MP3 – Message

Posted November 21, 2017 05:15:58The most important political battle in America this election cycle is not between Democrats and Republicans, but between the church and the conservative movement.

This is a battle between people who think Christians are the best of the best, and people who are afraid of the word Christians, or who see Christianity as a political threat to Christianity itself.

It is a war between two movements that have become so polarizing, they seem to be going against each other in their own ways.

The fight between the Evangelicals and the Evangelues is not just about who is the best Christians, but about the best way to live your faith, as well as the best place to live it.

The battle has begun.

As the presidential election approaches, Christians need to be ready to fight.

In the end, a majority of Americans will vote for the nominee they want to be president.

But we have to be careful.

For too long, American Evangelicals have been able to ignore the voices of others, and the message of the gospel.

As Christians, we must be the voice of reason.

If we want to win, we need to reach out to people who feel alienated by the Evangelics’ message of tolerance, forgiveness, and inclusion.

To do that, we have a duty to speak up.

The only way to get our message out is to win.

For all of us, the Bible is a powerful message, a holy book that is being used to speak out against bigotry, to fight against oppression, and to build communities of justice.

But it is also a book that we need our friends and allies to read and study, to hear and see, and which should be taken seriously by anyone who believes in the truth of Jesus Christ.

We need to read the Bible because we are commanded to read it.

If the Bible isn’t in the Bible, we shouldn’t be reading it.

As an American, I would like to take a moment to thank our Bible readers and those who are reading it today, because we need their help.

As we continue our work on Election Day, I want to share some of the ways our church is responding to these election-year challenges.

First, we are working with our churches to prepare for and respond to the upcoming election.

We will use the platforms we have available to us, including the pulpit, the pulps, the television networks, and our radio networks, to speak about our values and to bring people to church on Election Night.

We also have a program in our country’s largest church, the New Jersey City Synod, which is launching a program to give students from across the country the opportunity to listen to the Bible together, so that they may have the opportunity of hearing the words of the Bible as they hear it from their pastors, and as they listen to our messages from the pulips.

Our churches have partnered with the New Testament Studies program at Harvard Divinity School, and we are partnering with other universities around the country to produce a series of Bible studies that will be shared through our networks.

We have a very important job ahead of us.

The challenge of this election is not to lose; it is to keep winning.

Our task is to be the best the world has to offer, to be a beacon of hope to the world, and then, to lead that beacon of Hope through the fight for a better future.

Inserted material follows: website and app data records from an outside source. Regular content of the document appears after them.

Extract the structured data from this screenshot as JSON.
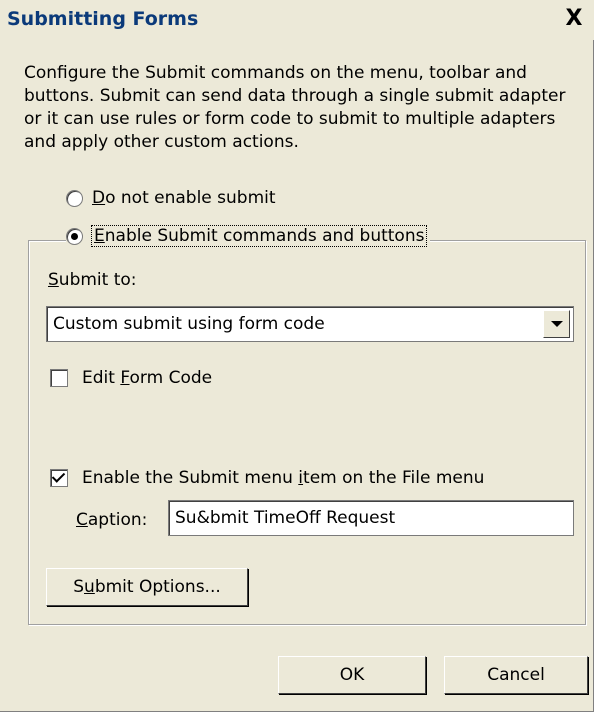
{
  "window": {
    "title": "Submitting Forms",
    "close_symbol": "X"
  },
  "description": "Configure the Submit commands on the menu, toolbar and buttons. Submit can send data through a single submit adapter or it can use rules or form code to submit to multiple adapters and apply other custom actions.",
  "options": {
    "disable": {
      "accel": "D",
      "rest": "o not enable submit",
      "selected": false
    },
    "enable": {
      "accel": "E",
      "rest": "nable Submit commands and buttons",
      "selected": true
    }
  },
  "submit_to": {
    "label_accel": "S",
    "label_rest": "ubmit to:",
    "value": "Custom submit using form code"
  },
  "edit_form_code": {
    "pre": "Edit ",
    "accel": "F",
    "rest": "orm Code",
    "checked": false
  },
  "enable_menu_item": {
    "pre": "Enable the Submit menu ",
    "accel": "i",
    "rest": "tem on the File menu",
    "checked": true
  },
  "caption": {
    "label_accel": "C",
    "label_rest": "aption:",
    "value": "Su&bmit TimeOff Request"
  },
  "submit_options_button": {
    "pre": "S",
    "accel": "u",
    "rest": "bmit Options..."
  },
  "buttons": {
    "ok": "OK",
    "cancel": "Cancel"
  }
}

Second, we can do this while continuing to hold our own.

We can be the most diverse church in America.

We are a denomination of millions of people.

We represent over 3.6 million Americans, including a quarter million Americans of color.

We make up nearly half of the world’s population.

We preach more than 500 million hours a year.

We give over 1 million hours of services each year.

And our congregations make up an impressive number of diverse religious groups.

We’ve become a place where we can be and be seen as inclusive, welcoming, and open to all people.

That is the definition of inclusion.

This election will not be won or lost by a handful of Evangelicals.

It will not even be won by any of them.

It won’t even be lost by Evangelicals who think the church should be inclusive and inclusive only.

It’s about people who want to get to know each other and be a part of a community of faith, where all of our differences are welcomed and celebrated.

We know that, for too long in our history, we’ve been told that it’s too dangerous for the church to get involved in politics, and that politics is the new religion.

That’s simply not true.

We’re not going to win this election by voting our values down.

We won’t win this campaign by running our mouths about the problems of racism and bigotry, or by trying to shut down a candidate because they have been criticized for being a racist.

We don’t need a presidential candidate to tell us how to live our lives, but we do need to hear from our leaders